While I was packing to visit my grandchildren recently, I decided I should pack a small gift for each of them. While I was debating what it should be, I had a thought:
If I show up with a gift every time I see them, how long will it be before I’m greeted with "What did you bring me?" instead of "DeeDee! I missed you!"
I want them to be happy to see me and their Pops for ourselves, and they are still young enough that they are. I don’t want to set up a habit that will change that.
There’s another issue, too. I’ve heard from young mothers that the sheer amount of stuff from over-indulgent grandparents is a strain on their relationship. “We don’t need 45 stuffed animals that only the dog carries around!” said one, whose mother arrives every few days with a new toy. I know my son and his family have limited space, and I try really hard to make sure that the gifts I give provide joy in their little house, not clutter.

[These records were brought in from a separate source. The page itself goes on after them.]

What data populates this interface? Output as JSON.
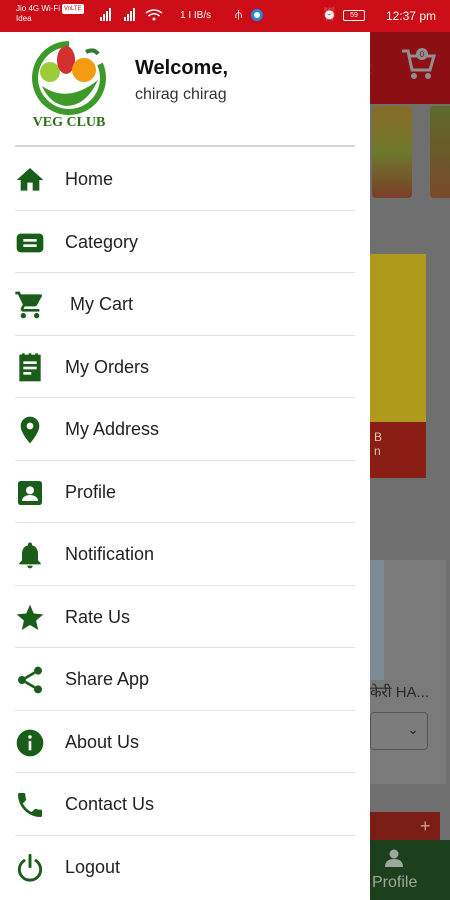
{
  "status_bar": {
    "carrier_line1": "Jio 4G Wi-Fi",
    "carrier_badge": "VoLTE",
    "carrier_line2": "Idea",
    "net_speed": "1 I IB/s",
    "battery": "59",
    "time": "12:37 pm"
  },
  "drawer": {
    "logo_text": "VEG CLUB",
    "welcome": "Welcome,",
    "user_name": "chirag chirag",
    "menu": [
      {
        "label": "Home",
        "icon": "home-icon"
      },
      {
        "label": "Category",
        "icon": "category-icon"
      },
      {
        "label": "My Cart",
        "icon": "cart-icon"
      },
      {
        "label": "My Orders",
        "icon": "orders-icon"
      },
      {
        "label": "My Address",
        "icon": "location-pin-icon"
      },
      {
        "label": "Profile",
        "icon": "profile-card-icon"
      },
      {
        "label": "Notification",
        "icon": "bell-icon"
      },
      {
        "label": "Rate Us",
        "icon": "star-icon"
      },
      {
        "label": "Share App",
        "icon": "share-icon"
      },
      {
        "label": "About Us",
        "icon": "info-icon"
      },
      {
        "label": "Contact Us",
        "icon": "phone-icon"
      },
      {
        "label": "Logout",
        "icon": "power-icon"
      }
    ]
  },
  "background": {
    "cart_count": "0",
    "hindi_text": "केरी HA...",
    "red_banner_text": "B\nn",
    "bottom_nav_profile": "Profile"
  },
  "colors": {
    "status_bar": "#cc0d18",
    "icon_green": "#1a5d1a",
    "drawer_bg": "#ffffff"
  }
}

With the holidays coming up, take the time to talk to your grandchildren’s parents about what gifts would be welcome. If you want to get something specific, ask if it would be appropriate. If the answer is no, don’t take it personally. If you can’t resist Costco’s great toy deals, go ahead and buy them, then donate them to Toys for Tots or another organization that provides gifts for children who don’t have indulgent grandparents. That way you get the fun of buying, your kids don't end up with stuff they don't want, and best of all, some lucky child will have a happier holiday.
If you need ideas for gifts your grandchildren and their parents will love, see my suggestions here.
Sitting in the airport during a layover recently, I overheard a woman talking on her phone to a clearly sympathetic friend. She was complaining that she didn’t get to spend as much time as she liked with her grandchildren, even though she lived just fifteen minutes away from them.
She must have had a long layover, too, because her conversation went on and on. Grievance after grievance was aired, including:
If I’d been the kind of person who doles out unwanted advice to strangers in person (instead of on the internet!), I could have told her exactly why her daughter limits her access to her grandchildren. Instead I’m telling you, so you can avoid falling into the same trap. If you want your children to welcome your visits, there are three simple steps.
The third one is the hardest of all, because it requires a mind shift from the roles of a lifetime. As a parent, your children had to play by your rules. But as a grandparent, you have to play by theirs. If you can make that shift, your relationship with your children will be a source of fulfillment instead of frustration, and you will be a welcome and valuable part of your grandchildren’s lives.
When you tell people your first grandchild is on the way, the first question they ask is usually, “When is it due?” The second question is invariably “What do you want to be called?” And for many grandparents, grandmothers especially, that is a hard question to answer!
Lacking any strong cultural ties, I didn’t have the easy solution of the friends who were Italian or Chinese and had traditional names to go to. Though my husband is half-Greek, YiaYia and Papou are still living, so those names are taken. I began to hope that my son and his wife would have an opinion that would make it unnecessary for me to choose. They didn’t, so I turned to the internet, sifting through lists in search of a name that sounded like something I could live with for the next 30-40 years.